Quarter of Northern Ireland children overweight, says damning report
More than a quarter of children in Northern Ireland are overweight or obese, a report has claimed.
The analysis by experts includes a stark warning over the poor health of our young people.
It calls for tighter restrictions on smoking and drinking, bolder action on obesity and implementation of a child poverty strategy.
The report, called State of Child Health - Northern Ireland, was compiled by experts at the Royal College of Paediatrics and Child Health (RCPCH).
It brings together data on 25 measures of child health, ranging from specific conditions such as asthma and diabetes to risk factors including obesity and low breastfeeding rates.
Its key findings include:
- An estimated 28% of children here are overweight or obese;
- Some 23% of children are reported to live in poverty;
- And less than 28% of babies at six weeks receive any breastmilk - the lowest level in the UK;
Dr Karl McKeever, RCPCH officer for Ireland, said: "We can't afford to ignore the fact that child health is not as good as it should be in Northern Ireland.
"Poverty is having a devastating effect on families - with smoking and drinking alcohol, poor mental health and obesity among children and young people all more likely to affect those from the most deprived backgrounds.
"Today we're bringing together experts from across the health sector, and beyond, to agree how child health should be prioritised and how we can ensure these issues are high on the political agenda. The current political vacuum makes it difficult to enact policy change. But ultimately, the state of child health will not improve without bold action from policy makers to ensure that every child - no matter where they are born - has the best possible chance of leading a healthy life."
The report makes a series of recommendations which its authors say could have a major impact on improving child health.
It claims that without interventions to close the gap between rich and poor, Northern Ireland will continue to fail its children in terms of their health.
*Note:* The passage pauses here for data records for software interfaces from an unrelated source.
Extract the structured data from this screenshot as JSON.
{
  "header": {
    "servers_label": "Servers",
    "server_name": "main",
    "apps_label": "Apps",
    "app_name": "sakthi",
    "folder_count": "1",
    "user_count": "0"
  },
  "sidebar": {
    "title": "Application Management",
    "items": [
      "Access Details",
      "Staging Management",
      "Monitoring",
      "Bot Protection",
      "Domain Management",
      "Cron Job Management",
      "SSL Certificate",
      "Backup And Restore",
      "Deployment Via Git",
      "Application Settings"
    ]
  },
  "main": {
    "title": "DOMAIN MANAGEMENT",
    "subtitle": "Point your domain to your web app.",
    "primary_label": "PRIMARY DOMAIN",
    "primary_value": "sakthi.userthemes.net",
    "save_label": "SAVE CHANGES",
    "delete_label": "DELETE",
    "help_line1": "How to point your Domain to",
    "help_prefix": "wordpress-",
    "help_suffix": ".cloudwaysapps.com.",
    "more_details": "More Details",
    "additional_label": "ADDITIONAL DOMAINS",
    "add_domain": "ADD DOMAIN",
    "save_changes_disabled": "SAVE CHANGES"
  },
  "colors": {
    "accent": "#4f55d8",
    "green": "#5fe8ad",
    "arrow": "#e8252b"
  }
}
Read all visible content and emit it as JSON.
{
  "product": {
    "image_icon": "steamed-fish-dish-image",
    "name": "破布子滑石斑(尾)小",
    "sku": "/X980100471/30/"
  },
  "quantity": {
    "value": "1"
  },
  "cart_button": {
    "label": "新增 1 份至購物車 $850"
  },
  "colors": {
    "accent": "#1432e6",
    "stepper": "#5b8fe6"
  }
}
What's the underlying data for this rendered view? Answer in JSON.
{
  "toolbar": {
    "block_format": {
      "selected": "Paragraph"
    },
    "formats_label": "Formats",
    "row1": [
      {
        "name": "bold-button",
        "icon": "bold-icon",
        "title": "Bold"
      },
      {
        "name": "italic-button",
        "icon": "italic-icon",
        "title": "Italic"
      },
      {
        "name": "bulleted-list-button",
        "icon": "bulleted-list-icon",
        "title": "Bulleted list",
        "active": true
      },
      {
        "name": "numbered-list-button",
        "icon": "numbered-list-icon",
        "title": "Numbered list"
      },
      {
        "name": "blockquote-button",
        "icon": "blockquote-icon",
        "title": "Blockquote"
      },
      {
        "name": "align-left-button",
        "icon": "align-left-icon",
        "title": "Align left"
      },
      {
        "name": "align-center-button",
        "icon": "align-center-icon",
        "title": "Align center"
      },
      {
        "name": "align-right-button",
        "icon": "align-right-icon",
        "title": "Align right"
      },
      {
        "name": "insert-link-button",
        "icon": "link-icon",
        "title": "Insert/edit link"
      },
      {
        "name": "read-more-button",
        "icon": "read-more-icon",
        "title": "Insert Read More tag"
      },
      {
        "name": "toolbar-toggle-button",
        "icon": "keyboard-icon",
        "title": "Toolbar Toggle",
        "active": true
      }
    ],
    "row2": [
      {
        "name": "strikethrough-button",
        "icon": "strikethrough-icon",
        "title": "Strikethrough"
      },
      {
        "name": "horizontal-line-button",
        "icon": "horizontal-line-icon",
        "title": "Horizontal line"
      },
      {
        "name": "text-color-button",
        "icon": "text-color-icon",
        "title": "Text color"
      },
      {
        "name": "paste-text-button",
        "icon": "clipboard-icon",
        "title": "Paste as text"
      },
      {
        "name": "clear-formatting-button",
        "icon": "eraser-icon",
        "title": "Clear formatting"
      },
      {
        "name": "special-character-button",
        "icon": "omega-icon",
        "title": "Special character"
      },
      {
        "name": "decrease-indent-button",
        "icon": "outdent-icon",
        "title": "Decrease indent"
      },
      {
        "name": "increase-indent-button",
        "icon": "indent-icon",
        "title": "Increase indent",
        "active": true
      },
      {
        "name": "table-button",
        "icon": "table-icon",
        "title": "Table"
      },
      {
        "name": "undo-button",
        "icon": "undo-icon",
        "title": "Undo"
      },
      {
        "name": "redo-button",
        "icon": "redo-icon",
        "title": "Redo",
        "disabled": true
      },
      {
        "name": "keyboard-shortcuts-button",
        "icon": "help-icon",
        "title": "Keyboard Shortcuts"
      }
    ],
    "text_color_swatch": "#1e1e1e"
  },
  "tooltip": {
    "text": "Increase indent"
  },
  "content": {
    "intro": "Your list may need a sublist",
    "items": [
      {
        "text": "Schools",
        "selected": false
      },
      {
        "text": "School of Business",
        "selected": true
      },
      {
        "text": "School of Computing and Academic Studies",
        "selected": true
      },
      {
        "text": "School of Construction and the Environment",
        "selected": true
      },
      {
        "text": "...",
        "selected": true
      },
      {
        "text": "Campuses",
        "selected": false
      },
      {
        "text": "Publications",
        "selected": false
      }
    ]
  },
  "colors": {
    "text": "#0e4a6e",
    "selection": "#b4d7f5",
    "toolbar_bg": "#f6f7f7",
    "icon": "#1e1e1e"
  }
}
Dr McKeever added: "Many of the illnesses that appear in adults have their roots in childhood, so by investing and intervening early, we're much more likely to create a healthier population."